Contributor: Christoph Rieche, CEO and co-founder – iwoca |
Christoph Rieche, CEO and co-founder – iwoca
Micro businesses could face additional hurdles in recovering from the Covid-19 pandemic compared to larger firms due to a greater reliance on the furlough scheme and a lack of confidence in seeking financial support, according to new research by iwoca.
HMRC data shows that micro businesses are significantly more reliant on the furlough scheme than larger firms.1 As of 30th September, 19.9% of eligible workers in micro businesses (1-9 employees) were on furlough, compared to 8.3% for medium enterprises (50-249 employees) and just 3.8% of large firms (250+ employees).
In addition, micro businesses have struggled to bounce back from the height of furlough scheme usage earlier this year. The most recent HMRC figures show that large businesses have recovered further with the number of eligible furloughed employees 80.7% lower than the peak in May of 3,448,500 workers. In comparison, 788,200 eligible employees in micro businesses were furloughed at the end of September, only 61% lower than the April peak of 2,024,900 staff.
The findings come as analysis of the new SME Finance Monitor data2 for Q3 2020 shows confidence in loan applications for micro businesses has dropped a third of the measure it was this time last year, with only 41% anticipating success. The confidence measure for the 3 months to August 2020 hit a historic 7 year low of 34% and was almost halved since Q3 2019 when 64% believed their application would be accepted.
Charmaine Silver, owner of Nottingham based cleaning business – Crystal Shine Cleaning Services Nottingham Ltd: “I have eight people in my business, including myself. I put four of them on furlough at the start of the first lockdown, and then brought everyone back in June. We’d lost a lot of our clients and were in the process of trying to build the business back up, but then the second lockdown hit. A lot of our clients went into hiding and I had to put my staff back on furlough. The business is facing difficulty in paying bills and overhead costs, but I’m determined to fight on and build it back up.”
The furlough scheme acts as a useful proxy for the health of the micro business community and the latest figures make the low measure of confidence in finance applications all the more worrying as firms could be discouraged from seeking the finance they need to support their post-pandemic growth. The need for more support is further highlighted in micro businesses having the strongest overall appetite for taking on finance out of all SME sizes in 2020.3
iwoca was founded to support micro businesses which are underserved by high street banks and larger lenders, and is committed to helping these smaller firms recover from the pandemic. iwoca aims to lend at least £200 million through the Coronavirus Business Interruption Loan Scheme (CBILS), with 83% of its loan approvals going to brand new customers over the past month. In further support of SMEs recovering from the pandemic, the firm has also pledged to lend £220 million to small businesses in the North of England by 2023.
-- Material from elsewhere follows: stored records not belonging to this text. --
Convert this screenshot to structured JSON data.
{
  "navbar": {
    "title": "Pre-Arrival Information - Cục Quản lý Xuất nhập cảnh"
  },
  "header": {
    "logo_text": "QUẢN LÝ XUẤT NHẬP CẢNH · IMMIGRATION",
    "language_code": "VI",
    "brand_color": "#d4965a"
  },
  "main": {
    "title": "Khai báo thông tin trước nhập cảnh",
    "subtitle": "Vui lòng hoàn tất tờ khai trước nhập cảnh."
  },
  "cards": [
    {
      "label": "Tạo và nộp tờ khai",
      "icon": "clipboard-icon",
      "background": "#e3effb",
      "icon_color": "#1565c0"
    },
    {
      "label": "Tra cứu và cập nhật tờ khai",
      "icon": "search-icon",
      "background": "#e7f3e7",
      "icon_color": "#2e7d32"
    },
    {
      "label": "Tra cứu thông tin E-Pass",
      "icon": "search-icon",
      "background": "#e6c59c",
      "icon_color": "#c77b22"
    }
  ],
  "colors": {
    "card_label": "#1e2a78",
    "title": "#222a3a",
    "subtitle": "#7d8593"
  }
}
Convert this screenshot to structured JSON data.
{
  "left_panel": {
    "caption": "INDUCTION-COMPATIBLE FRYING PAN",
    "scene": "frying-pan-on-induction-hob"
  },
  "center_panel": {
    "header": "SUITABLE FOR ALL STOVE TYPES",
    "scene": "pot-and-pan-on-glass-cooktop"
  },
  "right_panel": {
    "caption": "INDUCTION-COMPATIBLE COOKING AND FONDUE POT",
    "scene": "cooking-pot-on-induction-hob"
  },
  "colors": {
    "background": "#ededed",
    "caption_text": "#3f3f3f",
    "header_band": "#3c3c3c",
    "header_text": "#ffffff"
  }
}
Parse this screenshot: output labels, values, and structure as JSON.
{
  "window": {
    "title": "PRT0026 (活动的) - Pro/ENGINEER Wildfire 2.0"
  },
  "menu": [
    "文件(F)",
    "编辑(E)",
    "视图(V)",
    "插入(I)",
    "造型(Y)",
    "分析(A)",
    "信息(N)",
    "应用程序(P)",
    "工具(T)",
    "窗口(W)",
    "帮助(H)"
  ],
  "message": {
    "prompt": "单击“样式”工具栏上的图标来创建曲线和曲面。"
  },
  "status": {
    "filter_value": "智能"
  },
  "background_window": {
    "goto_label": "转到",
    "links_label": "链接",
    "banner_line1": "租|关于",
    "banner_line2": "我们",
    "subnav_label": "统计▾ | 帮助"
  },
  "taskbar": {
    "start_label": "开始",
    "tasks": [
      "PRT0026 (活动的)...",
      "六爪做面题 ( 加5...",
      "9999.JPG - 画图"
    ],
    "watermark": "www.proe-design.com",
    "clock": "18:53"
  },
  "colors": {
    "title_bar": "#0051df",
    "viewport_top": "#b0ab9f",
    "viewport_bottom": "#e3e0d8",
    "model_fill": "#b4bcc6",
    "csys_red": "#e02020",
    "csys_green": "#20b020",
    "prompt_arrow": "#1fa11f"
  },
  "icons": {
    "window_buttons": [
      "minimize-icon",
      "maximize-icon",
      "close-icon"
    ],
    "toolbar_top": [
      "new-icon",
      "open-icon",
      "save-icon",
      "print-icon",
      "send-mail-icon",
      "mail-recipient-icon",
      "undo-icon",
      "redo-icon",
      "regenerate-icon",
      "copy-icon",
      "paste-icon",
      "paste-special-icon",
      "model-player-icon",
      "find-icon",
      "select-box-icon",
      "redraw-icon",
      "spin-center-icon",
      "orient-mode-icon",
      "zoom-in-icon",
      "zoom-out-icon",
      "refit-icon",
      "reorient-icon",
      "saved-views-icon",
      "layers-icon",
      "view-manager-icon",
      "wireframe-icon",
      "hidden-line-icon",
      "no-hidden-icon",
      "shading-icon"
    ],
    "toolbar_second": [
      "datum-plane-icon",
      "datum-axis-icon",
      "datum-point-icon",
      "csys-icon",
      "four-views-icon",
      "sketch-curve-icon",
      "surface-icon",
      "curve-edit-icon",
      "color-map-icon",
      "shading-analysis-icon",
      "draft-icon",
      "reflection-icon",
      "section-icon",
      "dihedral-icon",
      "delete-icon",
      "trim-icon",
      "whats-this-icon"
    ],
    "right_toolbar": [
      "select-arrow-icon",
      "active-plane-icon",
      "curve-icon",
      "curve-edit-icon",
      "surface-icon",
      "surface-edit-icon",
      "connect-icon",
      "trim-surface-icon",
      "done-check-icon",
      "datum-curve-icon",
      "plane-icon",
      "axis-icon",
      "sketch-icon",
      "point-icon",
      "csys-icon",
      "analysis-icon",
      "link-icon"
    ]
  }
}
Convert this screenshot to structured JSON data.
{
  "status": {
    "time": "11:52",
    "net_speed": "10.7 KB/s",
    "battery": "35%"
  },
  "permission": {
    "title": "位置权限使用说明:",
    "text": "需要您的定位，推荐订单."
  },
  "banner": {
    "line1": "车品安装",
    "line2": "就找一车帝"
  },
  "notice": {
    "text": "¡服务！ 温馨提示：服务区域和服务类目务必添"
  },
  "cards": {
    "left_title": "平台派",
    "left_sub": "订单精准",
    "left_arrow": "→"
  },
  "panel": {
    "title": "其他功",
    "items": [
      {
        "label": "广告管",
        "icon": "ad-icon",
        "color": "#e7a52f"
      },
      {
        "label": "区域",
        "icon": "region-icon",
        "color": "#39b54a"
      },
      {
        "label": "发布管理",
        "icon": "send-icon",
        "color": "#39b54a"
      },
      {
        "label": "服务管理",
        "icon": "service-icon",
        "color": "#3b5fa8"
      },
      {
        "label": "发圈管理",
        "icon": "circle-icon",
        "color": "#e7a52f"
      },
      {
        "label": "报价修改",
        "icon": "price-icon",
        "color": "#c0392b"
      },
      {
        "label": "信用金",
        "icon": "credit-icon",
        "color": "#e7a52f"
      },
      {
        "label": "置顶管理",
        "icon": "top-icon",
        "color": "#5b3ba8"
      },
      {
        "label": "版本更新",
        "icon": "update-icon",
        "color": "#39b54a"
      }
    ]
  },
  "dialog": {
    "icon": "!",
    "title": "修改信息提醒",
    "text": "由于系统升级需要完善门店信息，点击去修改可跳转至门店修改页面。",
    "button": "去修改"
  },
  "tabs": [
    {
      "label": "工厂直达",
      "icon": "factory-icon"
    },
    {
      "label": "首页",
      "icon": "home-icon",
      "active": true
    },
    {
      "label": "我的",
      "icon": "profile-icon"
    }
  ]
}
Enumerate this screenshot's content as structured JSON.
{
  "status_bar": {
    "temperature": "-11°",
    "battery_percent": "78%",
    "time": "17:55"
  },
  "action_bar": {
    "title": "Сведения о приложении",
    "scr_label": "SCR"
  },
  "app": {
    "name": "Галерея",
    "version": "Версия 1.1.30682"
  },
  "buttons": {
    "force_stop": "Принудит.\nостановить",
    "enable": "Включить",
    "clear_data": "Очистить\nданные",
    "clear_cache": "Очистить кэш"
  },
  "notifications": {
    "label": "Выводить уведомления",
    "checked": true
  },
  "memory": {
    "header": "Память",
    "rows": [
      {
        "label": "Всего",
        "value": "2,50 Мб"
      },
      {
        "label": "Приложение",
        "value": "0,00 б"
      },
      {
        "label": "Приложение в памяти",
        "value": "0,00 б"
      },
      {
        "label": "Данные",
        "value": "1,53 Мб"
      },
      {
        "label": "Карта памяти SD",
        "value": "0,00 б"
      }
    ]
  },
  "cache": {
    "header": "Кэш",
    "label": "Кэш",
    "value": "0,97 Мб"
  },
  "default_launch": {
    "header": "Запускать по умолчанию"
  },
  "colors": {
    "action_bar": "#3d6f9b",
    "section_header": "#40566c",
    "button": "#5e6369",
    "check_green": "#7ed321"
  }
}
Christoph Rieche, CEO and co-founder of iwoca added: “The gap between the demand for finance from micro businesses and their expectation of success for raising it is alarming. Many businesses have not been able to access funding via the Bounce Back Loan Scheme and need urgent support. We, alongside many other lenders, are committed to work with the big banks to find solutions to bring much needed finance to them.”